Output every line of the entries from the line containing "Convert this screenshot" through the last, exactly, with no other content.

Records contained in a dataset:
┏━━
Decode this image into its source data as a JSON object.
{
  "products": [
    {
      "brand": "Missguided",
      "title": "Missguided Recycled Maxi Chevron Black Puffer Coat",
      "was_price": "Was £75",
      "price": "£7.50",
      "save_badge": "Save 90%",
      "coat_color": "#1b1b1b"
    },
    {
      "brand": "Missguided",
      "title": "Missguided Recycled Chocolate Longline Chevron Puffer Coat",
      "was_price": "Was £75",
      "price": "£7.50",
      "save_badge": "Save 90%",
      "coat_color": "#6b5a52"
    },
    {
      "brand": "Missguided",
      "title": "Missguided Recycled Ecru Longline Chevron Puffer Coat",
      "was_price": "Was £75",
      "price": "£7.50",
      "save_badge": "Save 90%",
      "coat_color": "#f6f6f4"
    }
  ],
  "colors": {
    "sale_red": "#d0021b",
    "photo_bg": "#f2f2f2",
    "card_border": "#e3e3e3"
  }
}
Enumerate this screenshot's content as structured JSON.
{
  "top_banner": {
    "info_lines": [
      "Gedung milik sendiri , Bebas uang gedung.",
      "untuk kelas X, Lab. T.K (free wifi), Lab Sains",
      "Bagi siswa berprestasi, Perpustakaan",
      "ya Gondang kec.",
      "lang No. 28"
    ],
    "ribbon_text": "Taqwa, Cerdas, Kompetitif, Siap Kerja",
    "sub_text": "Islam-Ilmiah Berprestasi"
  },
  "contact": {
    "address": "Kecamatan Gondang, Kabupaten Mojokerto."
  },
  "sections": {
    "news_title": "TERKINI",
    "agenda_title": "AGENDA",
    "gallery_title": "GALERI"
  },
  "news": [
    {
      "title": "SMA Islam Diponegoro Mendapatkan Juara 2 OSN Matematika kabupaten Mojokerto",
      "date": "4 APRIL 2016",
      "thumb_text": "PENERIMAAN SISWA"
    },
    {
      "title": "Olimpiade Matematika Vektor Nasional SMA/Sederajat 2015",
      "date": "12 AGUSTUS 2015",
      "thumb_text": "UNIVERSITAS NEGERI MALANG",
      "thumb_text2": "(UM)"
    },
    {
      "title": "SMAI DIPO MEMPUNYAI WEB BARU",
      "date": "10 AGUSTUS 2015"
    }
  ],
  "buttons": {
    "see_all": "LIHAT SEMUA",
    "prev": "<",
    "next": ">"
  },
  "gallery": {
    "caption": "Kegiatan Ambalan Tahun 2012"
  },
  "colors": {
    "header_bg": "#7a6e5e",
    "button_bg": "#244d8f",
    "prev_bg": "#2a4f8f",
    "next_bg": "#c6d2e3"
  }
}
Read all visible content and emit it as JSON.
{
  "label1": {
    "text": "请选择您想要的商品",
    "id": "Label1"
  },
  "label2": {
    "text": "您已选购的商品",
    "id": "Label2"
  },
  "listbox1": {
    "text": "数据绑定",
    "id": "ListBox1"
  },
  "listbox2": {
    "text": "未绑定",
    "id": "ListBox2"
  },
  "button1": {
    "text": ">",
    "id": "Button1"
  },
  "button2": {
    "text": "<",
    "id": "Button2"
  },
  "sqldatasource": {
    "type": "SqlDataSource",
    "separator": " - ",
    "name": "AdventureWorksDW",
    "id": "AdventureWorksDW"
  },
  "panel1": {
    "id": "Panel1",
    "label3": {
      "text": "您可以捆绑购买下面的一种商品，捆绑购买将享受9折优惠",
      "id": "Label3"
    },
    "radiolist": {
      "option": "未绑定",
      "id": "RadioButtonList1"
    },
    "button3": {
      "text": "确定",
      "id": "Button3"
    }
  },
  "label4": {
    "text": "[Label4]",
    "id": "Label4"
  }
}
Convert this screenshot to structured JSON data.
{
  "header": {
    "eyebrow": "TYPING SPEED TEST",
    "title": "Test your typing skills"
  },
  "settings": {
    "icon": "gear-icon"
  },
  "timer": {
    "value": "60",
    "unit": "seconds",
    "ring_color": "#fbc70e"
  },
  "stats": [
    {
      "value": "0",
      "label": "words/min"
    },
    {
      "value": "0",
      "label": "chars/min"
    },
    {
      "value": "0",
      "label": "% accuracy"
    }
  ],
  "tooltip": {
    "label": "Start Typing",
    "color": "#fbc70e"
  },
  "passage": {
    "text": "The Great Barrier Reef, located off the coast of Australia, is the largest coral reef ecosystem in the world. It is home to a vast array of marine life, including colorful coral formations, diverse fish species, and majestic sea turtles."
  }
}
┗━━
* **PROBLEM SOLUTION**:
Convert this screenshot to structured JSON data.
{
  "header": {
    "eyebrow": "TYPING SPEED TEST",
    "title": "Test your typing skills"
  },
  "settings": {
    "icon": "gear-icon"
  },
  "timer": {
    "value": "60",
    "unit": "seconds",
    "ring_color": "#fbc70e"
  },
  "stats": [
    {
      "value": "0",
      "label": "words/min"
    },
    {
      "value": "0",
      "label": "chars/min"
    },
    {
      "value": "0",
      "label": "% accuracy"
    }
  ],
  "tooltip": {
    "label": "Start Typing",
    "color": "#fbc70e"
  },
  "passage": {
    "text": "The Great Barrier Reef, located off the coast of Australia, is the largest coral reef ecosystem in the world. It is home to a vast array of marine life, including colorful coral formations, diverse fish species, and majestic sea turtles."
  }
}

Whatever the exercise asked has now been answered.